5. Alcoholism Affects Physical and Mental Health
Alcoholism results in a significant number of medical problems including anemia, cirrhosis, cancer, seizures, and high blood pressure. All of these conditions result in an increased need for treatment and medical bills. These costs further the potential financial strain someone experiences when abusing alcohol. Cirrhosis, scarring of the liver, and other types of liver damage are major concerns for those who are suffering from alcoholism.
Those who are being treated for pre-existing or new medical issues with medications may have added complications due to drug interactions with alcohol. If you’re taking medication read the information available. Also, consult with a healthcare professional to see the potential side effects and dangers of mixing the medication with alcohol. Unfortunately, many interactions between alcohol and medication are fatal.
While less often discussed, alcoholism is often a comorbid disorder and may be used as a coping mechanism for the unpleasant side effects of untreated psychiatric conditions such as unresolved trauma, PTSD, depression, or anxiety. In cases where alcoholism causes someone to neglect their responsibilities, duties, or basic needs, medical and psychiatric concerns compound to create more complex problems. These problems often seem daunting or impossible to manage.
How to Help an Alcoholic?
When you confront someone about alcoholism, they will often be defensive or in denial. It’s important to acknowledge that you can’t force someone to seek help for a problem. This is especially true in cases where they may not feel as though they have a problem.
Confronting a loved one about their relationship with alcohol may take multiple conversations over some time.
We list some tips for helping an alcoholic parent or alcoholic below.
- Using “I” statements to express your concern for their drinking habits or health
- Being empathetic and understanding about their situation and the potential triggers
- Let them know that you would like to support them on their journey towards sobriety
- Come prepared with information on alcoholism and its dangers, as well as potential treatment options
Depending on the situation, it’s possible to admit someone to an inpatient facility without their consent. In these cases, the court needs to force it.
What are the Treatments for Alcoholics?
There are several treatment options available for alcoholism. The most common treatments are therapy and detox. Therapy helps identify the cause of alcoholism and detox helps with alcohol withdrawal.
Below we list several treatment options for alcoholism.
- Inpatient facilities
- Outpatient facilities
- Intensive outpatient treatment
- Alcoholics Anonymous
- Faith-based treatment
Recent research shows that a combination of treatment options is often the most successful in treating those who are suffering from alcoholism.
Alcoholism treatment is often a lengthy process and most treatment plans are a combination of therapy and detox. The addition of aspects such as counseling, support groups, and therapy is also effective as alcoholism rarely develops without co-occurring disorders.
It’s also important to note that alcoholism is not cured the moment someone becomes sober. Treating alcoholism becomes a lifelong effort to remain sober. The process of remaining sober is different for everyone.

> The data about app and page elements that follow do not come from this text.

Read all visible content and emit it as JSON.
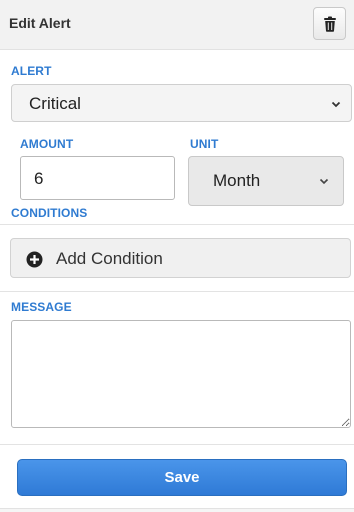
{
  "header": {
    "title": "Edit Alert",
    "delete_icon": "trash-icon"
  },
  "alert": {
    "label": "ALERT",
    "selected": "Critical"
  },
  "amount": {
    "label": "AMOUNT",
    "value": "6"
  },
  "unit": {
    "label": "UNIT",
    "selected": "Month"
  },
  "conditions": {
    "label": "CONDITIONS",
    "add_label": "Add Condition",
    "add_icon": "plus-circle-icon"
  },
  "message": {
    "label": "MESSAGE",
    "value": "",
    "resize_icon": "resize-handle-icon"
  },
  "footer": {
    "save_label": "Save"
  },
  "colors": {
    "label": "#2f7bd1",
    "save_button": "#3a86e0",
    "header_bg": "#f2f2f2"
  }
}
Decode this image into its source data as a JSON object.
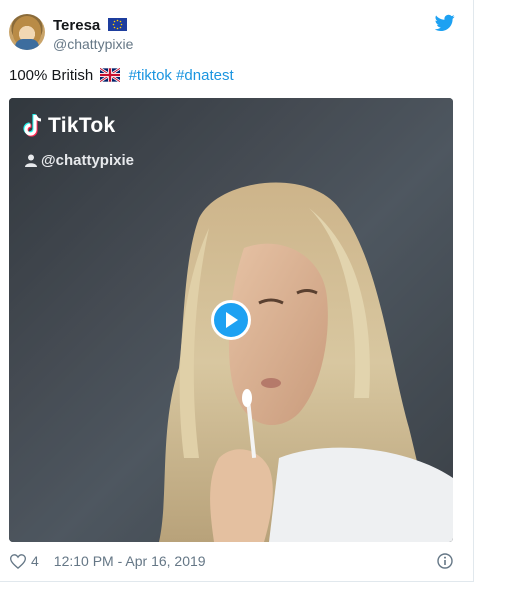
{
  "author": {
    "name": "Teresa",
    "handle": "@chattypixie"
  },
  "tweet": {
    "text_prefix": "100% British",
    "hashtags": [
      "#tiktok",
      "#dnatest"
    ]
  },
  "video": {
    "watermark_brand": "TikTok",
    "watermark_user": "@chattypixie"
  },
  "footer": {
    "likes": "4",
    "timestamp": "12:10 PM - Apr 16, 2019"
  },
  "icons": [
    "eu-flag-icon",
    "twitter-bird-icon",
    "uk-flag-icon",
    "tiktok-note-icon",
    "person-icon",
    "play-icon",
    "heart-icon",
    "info-icon"
  ],
  "colors": {
    "link": "#1b95e0",
    "play": "#1da1f2",
    "secondary_text": "#657786"
  }
}
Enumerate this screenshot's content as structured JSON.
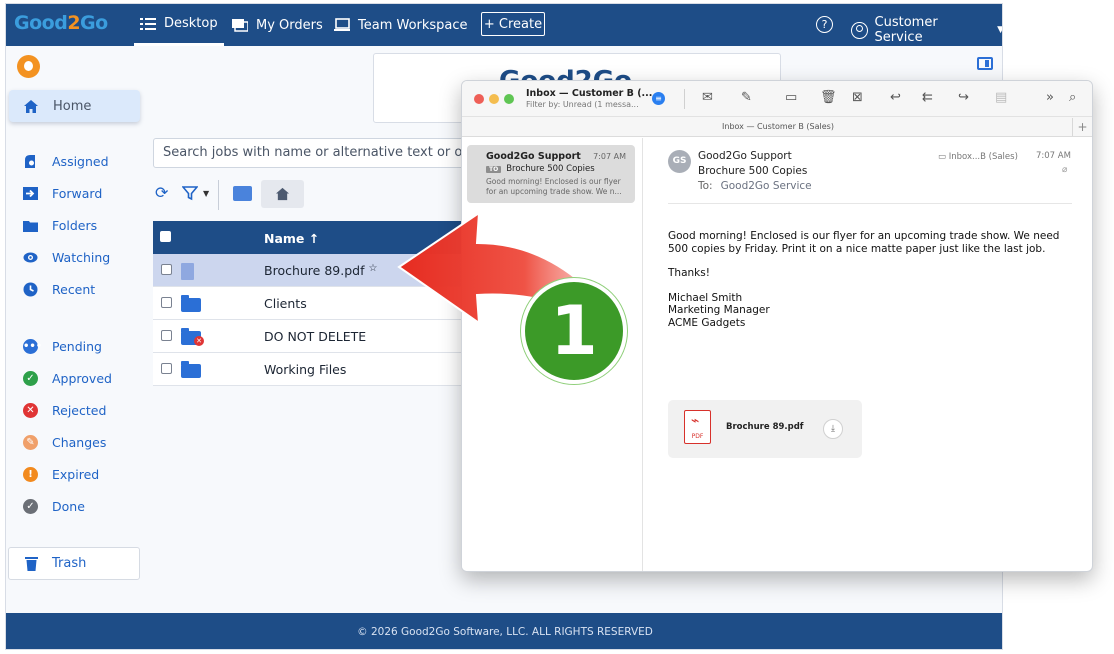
{
  "app": {
    "logo": {
      "part1": "Good",
      "part2": "2",
      "part3": "Go"
    },
    "nav": [
      {
        "label": "Desktop",
        "icon": "list-icon",
        "active": true
      },
      {
        "label": "My Orders",
        "icon": "orders-icon"
      },
      {
        "label": "Team Workspace",
        "icon": "workspace-icon"
      }
    ],
    "create_label": "+ Create",
    "help_label": "?",
    "user_label": "Customer Service",
    "banner_logo": "Good2Go",
    "sidebar": {
      "home": "Home",
      "items": [
        {
          "label": "Assigned",
          "icon": "assigned-icon"
        },
        {
          "label": "Forward",
          "icon": "forward-icon"
        },
        {
          "label": "Folders",
          "icon": "folder-icon"
        },
        {
          "label": "Watching",
          "icon": "eye-icon"
        },
        {
          "label": "Recent",
          "icon": "recent-icon"
        }
      ],
      "statuses": [
        {
          "label": "Pending",
          "icon": "pending-icon",
          "color": "#2b6fd6",
          "glyph": "•••"
        },
        {
          "label": "Approved",
          "icon": "check-icon",
          "color": "#2ea04a",
          "glyph": "✓"
        },
        {
          "label": "Rejected",
          "icon": "x-icon",
          "color": "#e03535",
          "glyph": "✕"
        },
        {
          "label": "Changes",
          "icon": "pencil-icon",
          "color": "#f0a06a",
          "glyph": "✎"
        },
        {
          "label": "Expired",
          "icon": "alert-icon",
          "color": "#f28a1e",
          "glyph": "!"
        },
        {
          "label": "Done",
          "icon": "done-icon",
          "color": "#6b6f76",
          "glyph": "✓"
        }
      ],
      "trash": "Trash"
    },
    "search_placeholder": "Search jobs with name or alternative text or orde",
    "table": {
      "header": "Name ↑",
      "rows": [
        {
          "name": "Brochure 89.pdf",
          "type": "file",
          "selected": true,
          "star": "☆"
        },
        {
          "name": "Clients",
          "type": "folder"
        },
        {
          "name": "DO NOT DELETE",
          "type": "folder-error"
        },
        {
          "name": "Working Files",
          "type": "folder"
        }
      ]
    },
    "footer": "© 2026 Good2Go Software, LLC. ALL RIGHTS RESERVED"
  },
  "step_number": "1",
  "mail": {
    "title": "Inbox — Customer B (...",
    "subtitle": "Filter by: Unread (1 messa...",
    "pane_title": "Inbox — Customer B (Sales)",
    "list_item": {
      "from": "Good2Go Support",
      "time": "7:07 AM",
      "to_badge": "TO",
      "subject": "Brochure 500 Copies",
      "preview": "Good morning! Enclosed is our flyer for an upcoming trade show. We n..."
    },
    "message": {
      "avatar": "GS",
      "from": "Good2Go Support",
      "subject": "Brochure 500 Copies",
      "to_label": "To:",
      "to_value": "Good2Go Service",
      "mailbox": "Inbox...B (Sales)",
      "time": "7:07 AM",
      "body1": "Good morning! Enclosed is our flyer for an upcoming trade show. We need 500 copies by Friday. Print it on a nice matte paper just like the last job.",
      "body2": "Thanks!",
      "sig1": "Michael Smith",
      "sig2": "Marketing Manager",
      "sig3": "ACME Gadgets",
      "attachment": "Brochure 89.pdf",
      "attachment_type": "PDF"
    }
  }
}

What is it Like to Have an Alcoholic Parent?
Children who grow up in a household with one or more alcoholic parents face several potential struggles. 11 million children under the age of 18 live with at least one alcoholic parent. In cases where the basic needs of a child are significantly neglected, there is the potential that Child Protective Services (CPS) step in. CPS will often remove the child from a house that has alcoholic parents.

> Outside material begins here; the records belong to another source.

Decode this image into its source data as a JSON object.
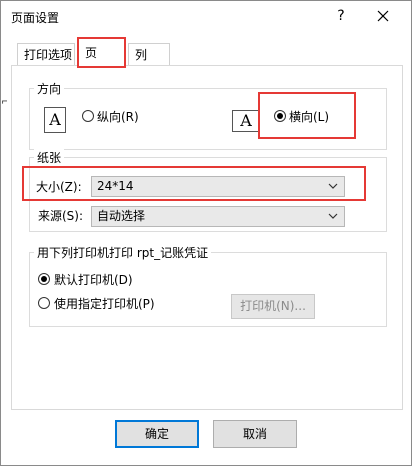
{
  "window": {
    "title": "页面设置",
    "help": "?"
  },
  "tabs": [
    {
      "label": "打印选项"
    },
    {
      "label": "页"
    },
    {
      "label": "列"
    }
  ],
  "orientation": {
    "group_label": "方向",
    "portrait_glyph": "A",
    "portrait_label": "纵向(R)",
    "landscape_glyph": "A",
    "landscape_label": "横向(L)",
    "selected": "landscape"
  },
  "paper": {
    "group_label": "纸张",
    "size_label": "大小(Z):",
    "size_value": "24*14",
    "source_label": "来源(S):",
    "source_value": "自动选择"
  },
  "printer": {
    "group_label": "用下列打印机打印 rpt_记账凭证",
    "default_label": "默认打印机(D)",
    "specific_label": "使用指定打印机(P)",
    "printer_button": "打印机(N)...",
    "selected": "default"
  },
  "footer": {
    "ok": "确定",
    "cancel": "取消"
  },
  "colors": {
    "highlight": "#e53935",
    "focus_border": "#0078d7"
  }
}
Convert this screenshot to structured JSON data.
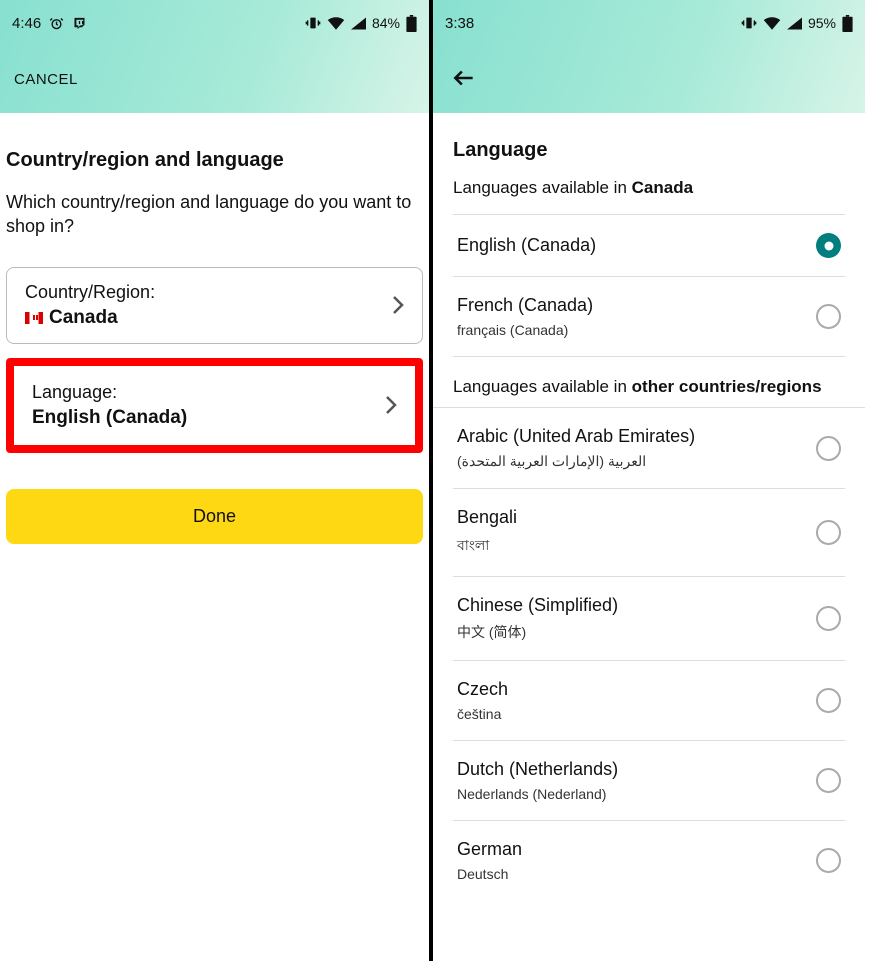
{
  "left": {
    "status": {
      "time": "4:46",
      "battery_pct": "84%"
    },
    "nav": {
      "cancel": "CANCEL"
    },
    "title": "Country/region and language",
    "question": "Which country/region and language do you want to shop in?",
    "country_card": {
      "label": "Country/Region:",
      "value": "Canada"
    },
    "language_card": {
      "label": "Language:",
      "value": "English (Canada)"
    },
    "done": "Done"
  },
  "right": {
    "status": {
      "time": "3:38",
      "battery_pct": "95%"
    },
    "title": "Language",
    "avail_prefix": "Languages available in ",
    "avail_country": "Canada",
    "other_prefix": "Languages available in ",
    "other_suffix": "other countries/regions",
    "primary_langs": [
      {
        "name": "English (Canada)",
        "native": "",
        "selected": true
      },
      {
        "name": "French (Canada)",
        "native": "français (Canada)",
        "selected": false
      }
    ],
    "other_langs": [
      {
        "name": "Arabic (United Arab Emirates)",
        "native": "العربية (الإمارات العربية المتحدة)"
      },
      {
        "name": "Bengali",
        "native": "বাংলা"
      },
      {
        "name": "Chinese (Simplified)",
        "native": "中文 (简体)"
      },
      {
        "name": "Czech",
        "native": "čeština"
      },
      {
        "name": "Dutch (Netherlands)",
        "native": "Nederlands (Nederland)"
      },
      {
        "name": "German",
        "native": "Deutsch"
      }
    ]
  }
}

While these programs are designed with the best interest of the child in mind, the removal of a child from a household leads to psychological complications. The child and/or parent may have feelings of anger, loss, or resentment towards one another.

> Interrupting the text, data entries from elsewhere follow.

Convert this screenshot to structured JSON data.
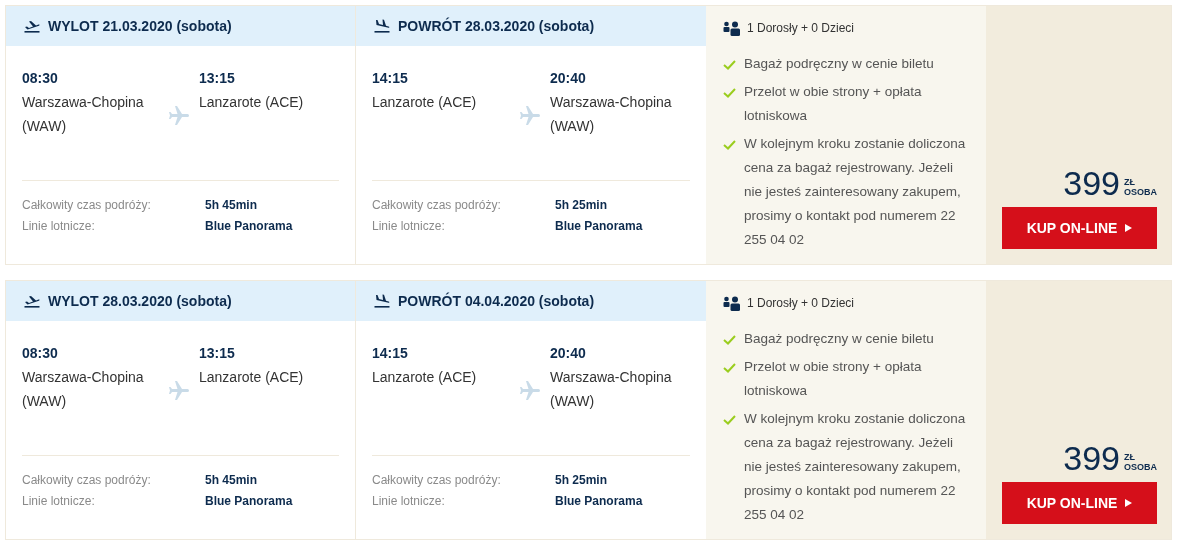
{
  "offers": [
    {
      "legs": [
        {
          "kind": "departure",
          "title": "WYLOT 21.03.2020 (sobota)",
          "from_time": "08:30",
          "from_airport": "Warszawa-Chopina (WAW)",
          "to_time": "13:15",
          "to_airport": "Lanzarote (ACE)",
          "details": [
            {
              "label": "Całkowity czas podróży:",
              "value": "5h 45min"
            },
            {
              "label": "Linie lotnicze:",
              "value": "Blue Panorama"
            }
          ]
        },
        {
          "kind": "return",
          "title": "POWRÓT 28.03.2020 (sobota)",
          "from_time": "14:15",
          "from_airport": "Lanzarote (ACE)",
          "to_time": "20:40",
          "to_airport": "Warszawa-Chopina (WAW)",
          "details": [
            {
              "label": "Całkowity czas podróży:",
              "value": "5h 25min"
            },
            {
              "label": "Linie lotnicze:",
              "value": "Blue Panorama"
            }
          ]
        }
      ],
      "passengers": "1 Dorosły + 0 Dzieci",
      "features": [
        "Bagaż podręczny w cenie biletu",
        "Przelot w obie strony + opłata lotniskowa",
        "W kolejnym kroku zostanie doliczona cena za bagaż rejestrowany. Jeżeli nie jesteś zainteresowany zakupem, prosimy o kontakt pod numerem 22 255 04 02"
      ],
      "price": "399",
      "currency": "ZŁ",
      "unit": "OSOBA",
      "button": "KUP ON-LINE"
    },
    {
      "legs": [
        {
          "kind": "departure",
          "title": "WYLOT 28.03.2020 (sobota)",
          "from_time": "08:30",
          "from_airport": "Warszawa-Chopina (WAW)",
          "to_time": "13:15",
          "to_airport": "Lanzarote (ACE)",
          "details": [
            {
              "label": "Całkowity czas podróży:",
              "value": "5h 45min"
            },
            {
              "label": "Linie lotnicze:",
              "value": "Blue Panorama"
            }
          ]
        },
        {
          "kind": "return",
          "title": "POWRÓT 04.04.2020 (sobota)",
          "from_time": "14:15",
          "from_airport": "Lanzarote (ACE)",
          "to_time": "20:40",
          "to_airport": "Warszawa-Chopina (WAW)",
          "details": [
            {
              "label": "Całkowity czas podróży:",
              "value": "5h 25min"
            },
            {
              "label": "Linie lotnicze:",
              "value": "Blue Panorama"
            }
          ]
        }
      ],
      "passengers": "1 Dorosły + 0 Dzieci",
      "features": [
        "Bagaż podręczny w cenie biletu",
        "Przelot w obie strony + opłata lotniskowa",
        "W kolejnym kroku zostanie doliczona cena za bagaż rejestrowany. Jeżeli nie jesteś zainteresowany zakupem, prosimy o kontakt pod numerem 22 255 04 02"
      ],
      "price": "399",
      "currency": "ZŁ",
      "unit": "OSOBA",
      "button": "KUP ON-LINE"
    }
  ]
}
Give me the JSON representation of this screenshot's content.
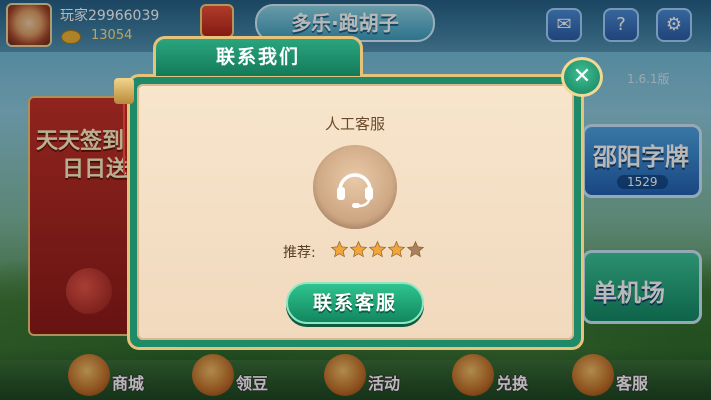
{
  "header": {
    "player_name": "玩家29966039",
    "coins": "13054",
    "game_title": "多乐·跑胡子",
    "mail_icon": "mail-icon",
    "help_icon": "help-icon",
    "settings_icon": "gear-icon"
  },
  "version": "1.6.1版",
  "banner": {
    "line1": "天天签到",
    "line2": "日日送"
  },
  "side_buttons": [
    {
      "label": "邵阳字牌",
      "count": "1529"
    },
    {
      "label": "单机场"
    }
  ],
  "bottom_nav": [
    {
      "label": "商城",
      "icon": "shop-cat-icon"
    },
    {
      "label": "领豆",
      "icon": "bean-bag-icon"
    },
    {
      "label": "活动",
      "icon": "activity-drum-icon"
    },
    {
      "label": "兑换",
      "icon": "exchange-box-icon"
    },
    {
      "label": "客服",
      "icon": "service-girl-icon"
    }
  ],
  "dialog": {
    "title": "联系我们",
    "close_icon": "close-icon",
    "service_label": "人工客服",
    "service_icon": "headset-icon",
    "rating_label": "推荐:",
    "rating": 4,
    "rating_max": 5,
    "contact_button": "联系客服"
  },
  "colors": {
    "accent_green": "#1f8a67",
    "panel_cream": "#f7e5cc",
    "gold_border": "#e7c27a",
    "star_filled": "#f2a53a",
    "star_empty": "#a8825e"
  }
}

There are also higher rates of depression, anxiety, and trauma-related disorders, such as PTSD. While not all children of alcoholic parents will develop alcoholism, the risk for developing alcoholism or other substance use disorders is high.